Joke from a German: First Night in London
It would appear that the employees of Eurosports are mostly stationed around our hotel. We spent the night hanging out with four cycling commentators (and former competitors). There was a Welshman, a Pole, and two Germans. Much was made of the fact that, just a few decades ago, we were killing each other and now we were all making dark jokes about the bombing of Dresden.
We talked about cycling in general as well as Lance Armstrong in particular (“Did he dope?” “Definitely.”). The Welshmen was very opinionated on the subject. He knew Armstrong personally and hated him. It wasn’t the doping exactly (“Everyone did it.”), it was the fact that he gave hope to cancer sufferers everywhere that was all predicated on a lie. I compared him to James Frey, whose false memoir made drug addicts think they didn’t need professional rehab, and he agreed.

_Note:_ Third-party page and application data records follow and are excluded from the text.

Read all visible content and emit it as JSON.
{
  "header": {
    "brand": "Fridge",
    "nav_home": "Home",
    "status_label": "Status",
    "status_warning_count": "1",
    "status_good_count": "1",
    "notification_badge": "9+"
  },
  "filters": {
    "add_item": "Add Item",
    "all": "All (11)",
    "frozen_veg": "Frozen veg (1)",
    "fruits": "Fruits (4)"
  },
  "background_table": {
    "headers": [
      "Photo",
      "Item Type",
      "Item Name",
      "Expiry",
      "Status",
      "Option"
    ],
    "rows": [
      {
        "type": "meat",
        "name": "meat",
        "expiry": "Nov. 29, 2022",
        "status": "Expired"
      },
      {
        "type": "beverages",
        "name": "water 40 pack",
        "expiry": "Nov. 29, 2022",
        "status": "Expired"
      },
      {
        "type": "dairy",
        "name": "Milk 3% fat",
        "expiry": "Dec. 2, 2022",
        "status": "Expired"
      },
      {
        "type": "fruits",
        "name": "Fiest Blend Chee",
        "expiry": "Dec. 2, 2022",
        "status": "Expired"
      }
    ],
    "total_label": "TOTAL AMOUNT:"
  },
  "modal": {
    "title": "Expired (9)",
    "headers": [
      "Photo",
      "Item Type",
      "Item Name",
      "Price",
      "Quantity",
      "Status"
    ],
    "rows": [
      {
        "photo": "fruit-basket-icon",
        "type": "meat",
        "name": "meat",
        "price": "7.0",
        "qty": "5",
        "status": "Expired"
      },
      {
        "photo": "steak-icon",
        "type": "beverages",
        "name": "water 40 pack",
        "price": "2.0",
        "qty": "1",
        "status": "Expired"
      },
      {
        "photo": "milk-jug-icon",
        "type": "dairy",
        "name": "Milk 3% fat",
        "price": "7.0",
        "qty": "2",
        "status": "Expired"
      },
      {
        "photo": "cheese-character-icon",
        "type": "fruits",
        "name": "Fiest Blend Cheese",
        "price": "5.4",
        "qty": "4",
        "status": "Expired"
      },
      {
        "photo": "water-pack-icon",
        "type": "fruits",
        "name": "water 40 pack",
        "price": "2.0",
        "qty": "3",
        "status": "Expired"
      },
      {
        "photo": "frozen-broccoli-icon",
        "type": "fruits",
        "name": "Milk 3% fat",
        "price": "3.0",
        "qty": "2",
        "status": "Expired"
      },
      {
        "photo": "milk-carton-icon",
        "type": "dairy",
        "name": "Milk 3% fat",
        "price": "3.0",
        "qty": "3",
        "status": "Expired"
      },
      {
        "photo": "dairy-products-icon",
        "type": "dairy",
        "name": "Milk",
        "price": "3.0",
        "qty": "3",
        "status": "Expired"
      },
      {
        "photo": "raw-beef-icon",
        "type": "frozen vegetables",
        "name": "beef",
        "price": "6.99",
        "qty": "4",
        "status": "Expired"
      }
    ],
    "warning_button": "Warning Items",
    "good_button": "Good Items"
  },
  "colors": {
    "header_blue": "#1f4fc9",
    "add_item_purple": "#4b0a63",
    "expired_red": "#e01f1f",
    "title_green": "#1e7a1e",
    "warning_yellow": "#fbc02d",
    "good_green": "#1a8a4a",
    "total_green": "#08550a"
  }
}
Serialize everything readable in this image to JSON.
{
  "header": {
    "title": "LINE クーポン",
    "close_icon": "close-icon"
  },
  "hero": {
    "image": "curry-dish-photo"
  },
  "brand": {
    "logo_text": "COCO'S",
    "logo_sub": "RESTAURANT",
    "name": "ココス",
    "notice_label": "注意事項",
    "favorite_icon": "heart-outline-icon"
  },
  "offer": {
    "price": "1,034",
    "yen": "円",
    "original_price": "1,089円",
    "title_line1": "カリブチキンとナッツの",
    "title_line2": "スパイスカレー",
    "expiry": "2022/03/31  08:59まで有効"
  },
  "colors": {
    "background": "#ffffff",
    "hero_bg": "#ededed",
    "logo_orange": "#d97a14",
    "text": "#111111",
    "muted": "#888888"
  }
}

We joked about our countries. However, my self-deprecating jokes about America were met with a surprising amount of resistance from the group. The Welshman made a spirited defense of the way Americans just “get up and do things,” unlike English who second guess themselves.

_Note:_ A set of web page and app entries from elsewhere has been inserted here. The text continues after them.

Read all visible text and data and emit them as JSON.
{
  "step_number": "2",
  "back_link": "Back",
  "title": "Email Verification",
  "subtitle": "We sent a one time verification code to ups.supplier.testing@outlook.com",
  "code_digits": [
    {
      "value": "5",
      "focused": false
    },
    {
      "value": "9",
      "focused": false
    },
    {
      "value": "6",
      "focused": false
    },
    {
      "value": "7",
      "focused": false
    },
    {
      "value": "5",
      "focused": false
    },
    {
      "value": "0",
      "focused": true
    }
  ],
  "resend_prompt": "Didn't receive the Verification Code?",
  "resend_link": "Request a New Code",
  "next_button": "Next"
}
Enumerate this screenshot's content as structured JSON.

“Our athletes may ‘get up and do things,’” I countered. “But look in the stands. Most of us haven’t ‘gotten up and done’ anything in years.”
Not that they didn’t have good American jokes. One of the Germans (a hilarious guy who reminded me of Liam Neeson by way of Chris O’Dowd but, you know, German), had the best one:
“Why do Americans invade so many countries? So they can learn geography.”
The Polish guy had a good one too but I can’t remember it because his English wasn’t as good. I tried to come up with a rebuttal:
“I’d like to tell you a joke we Americans tell about the rest of the world but we don’t ever think about the rest of the world.”
I was gonna say something like that but I was too drunk, I couldn’t get the phrasing right, and I was intimidated by how much more they knew about World War II than me.